§ To do
Using the records below, filter for lines that contain the string "Meta" and copy them out.

+++ Raw data +++

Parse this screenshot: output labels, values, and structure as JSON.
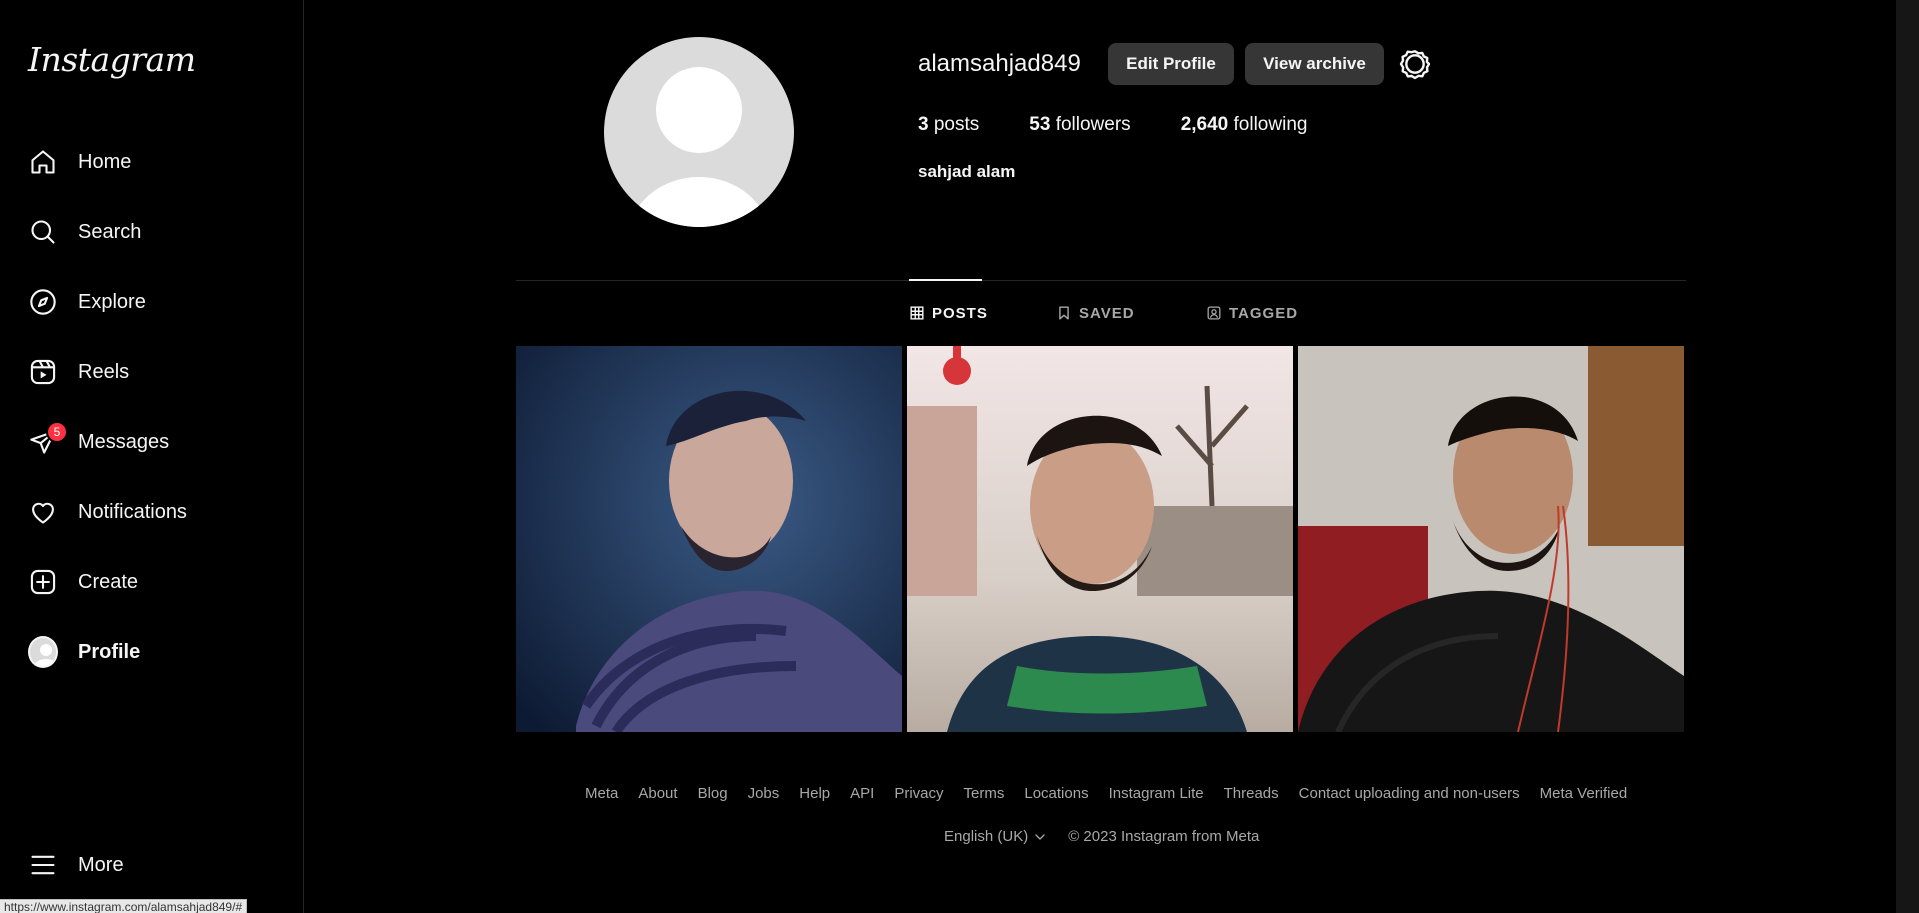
{
  "brand": {
    "logo_text": "Instagram"
  },
  "sidebar": {
    "items": [
      {
        "label": "Home",
        "icon": "home-icon"
      },
      {
        "label": "Search",
        "icon": "search-icon"
      },
      {
        "label": "Explore",
        "icon": "compass-icon"
      },
      {
        "label": "Reels",
        "icon": "reels-icon"
      },
      {
        "label": "Messages",
        "icon": "messenger-icon",
        "badge": "5"
      },
      {
        "label": "Notifications",
        "icon": "heart-icon"
      },
      {
        "label": "Create",
        "icon": "plus-square-icon"
      },
      {
        "label": "Profile",
        "icon": "profile-avatar"
      }
    ],
    "more_label": "More"
  },
  "profile": {
    "username": "alamsahjad849",
    "edit_label": "Edit Profile",
    "archive_label": "View archive",
    "posts_count": "3",
    "posts_label": "posts",
    "followers_count": "53",
    "followers_label": "followers",
    "following_count": "2,640",
    "following_label": "following",
    "full_name": "sahjad alam"
  },
  "tabs": [
    {
      "label": "POSTS",
      "active": true
    },
    {
      "label": "SAVED",
      "active": false
    },
    {
      "label": "TAGGED",
      "active": false
    }
  ],
  "footer": {
    "links": [
      "Meta",
      "About",
      "Blog",
      "Jobs",
      "Help",
      "API",
      "Privacy",
      "Terms",
      "Locations",
      "Instagram Lite",
      "Threads",
      "Contact uploading and non-users",
      "Meta Verified"
    ],
    "language": "English (UK)",
    "copyright": "© 2023 Instagram from Meta"
  },
  "status_bar": {
    "url": "https://www.instagram.com/alamsahjad849/#"
  },
  "colors": {
    "background": "#000000",
    "button": "#363636",
    "badge": "#ff3040",
    "muted_text": "#a8a8a8"
  }
}
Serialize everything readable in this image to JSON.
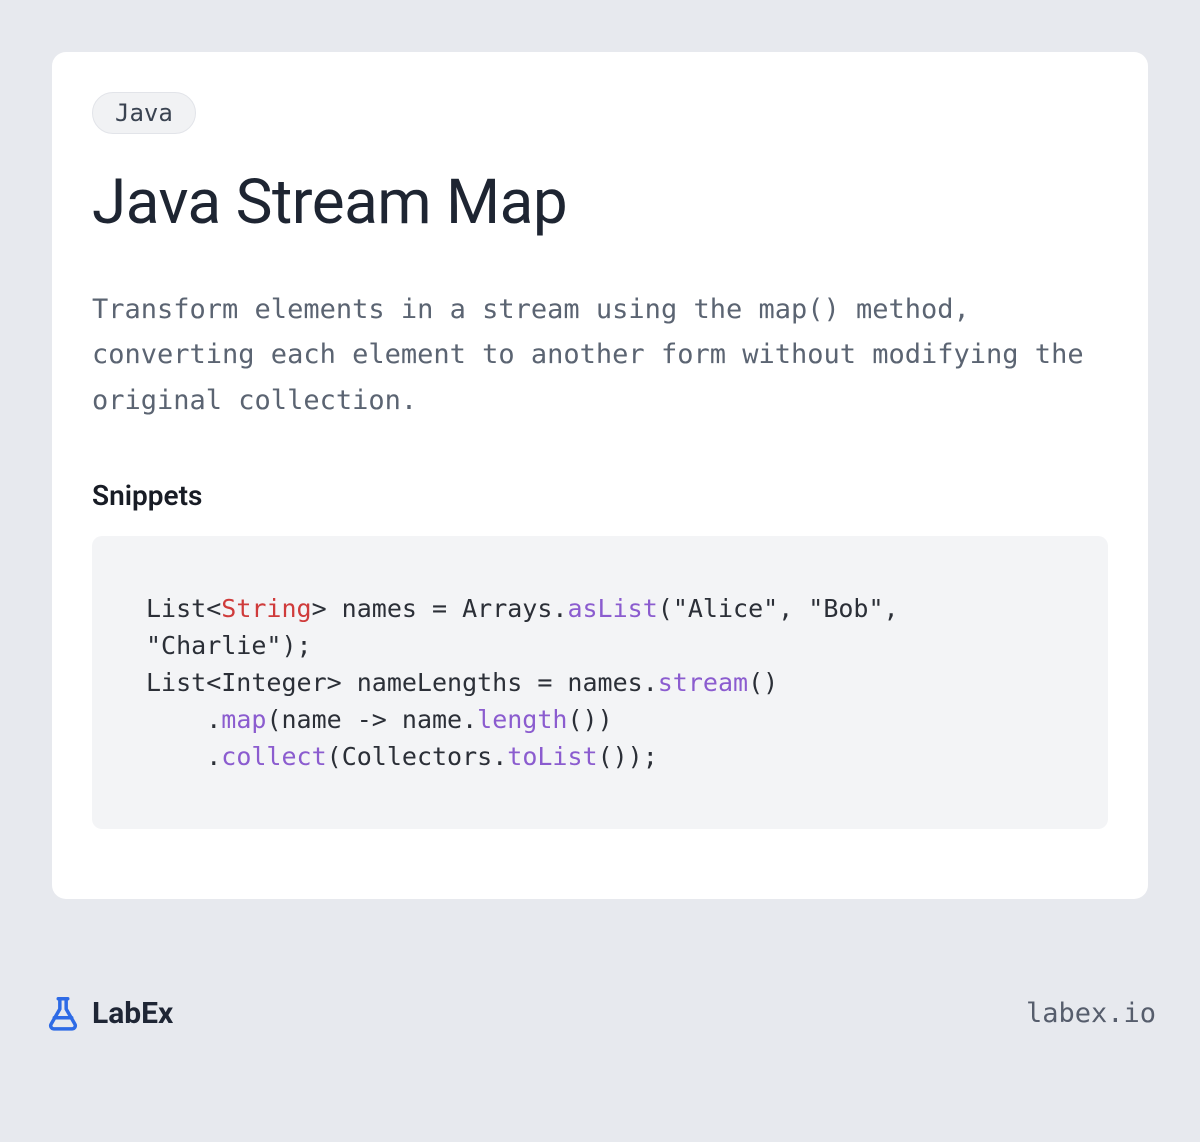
{
  "tag": "Java",
  "title": "Java Stream Map",
  "description": "Transform elements in a stream using the map() method, converting each element to another form without modifying the original collection.",
  "section_heading": "Snippets",
  "code": {
    "tokens": [
      {
        "t": "List<",
        "c": ""
      },
      {
        "t": "String",
        "c": "tok-type"
      },
      {
        "t": "> names = Arrays.",
        "c": ""
      },
      {
        "t": "asList",
        "c": "tok-method"
      },
      {
        "t": "(\"Alice\", \"Bob\", \"Charlie\");\nList<Integer> nameLengths = names.",
        "c": ""
      },
      {
        "t": "stream",
        "c": "tok-method"
      },
      {
        "t": "()\n    .",
        "c": ""
      },
      {
        "t": "map",
        "c": "tok-method"
      },
      {
        "t": "(name -> name.",
        "c": ""
      },
      {
        "t": "length",
        "c": "tok-method"
      },
      {
        "t": "())\n    .",
        "c": ""
      },
      {
        "t": "collect",
        "c": "tok-method"
      },
      {
        "t": "(Collectors.",
        "c": ""
      },
      {
        "t": "toList",
        "c": "tok-method"
      },
      {
        "t": "());",
        "c": ""
      }
    ]
  },
  "brand": {
    "name": "LabEx",
    "url": "labex.io"
  }
}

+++

§ Exercise answer
      "Meta",
      "Meta Verified"
    "copyright": "© 2023 Instagram from Meta"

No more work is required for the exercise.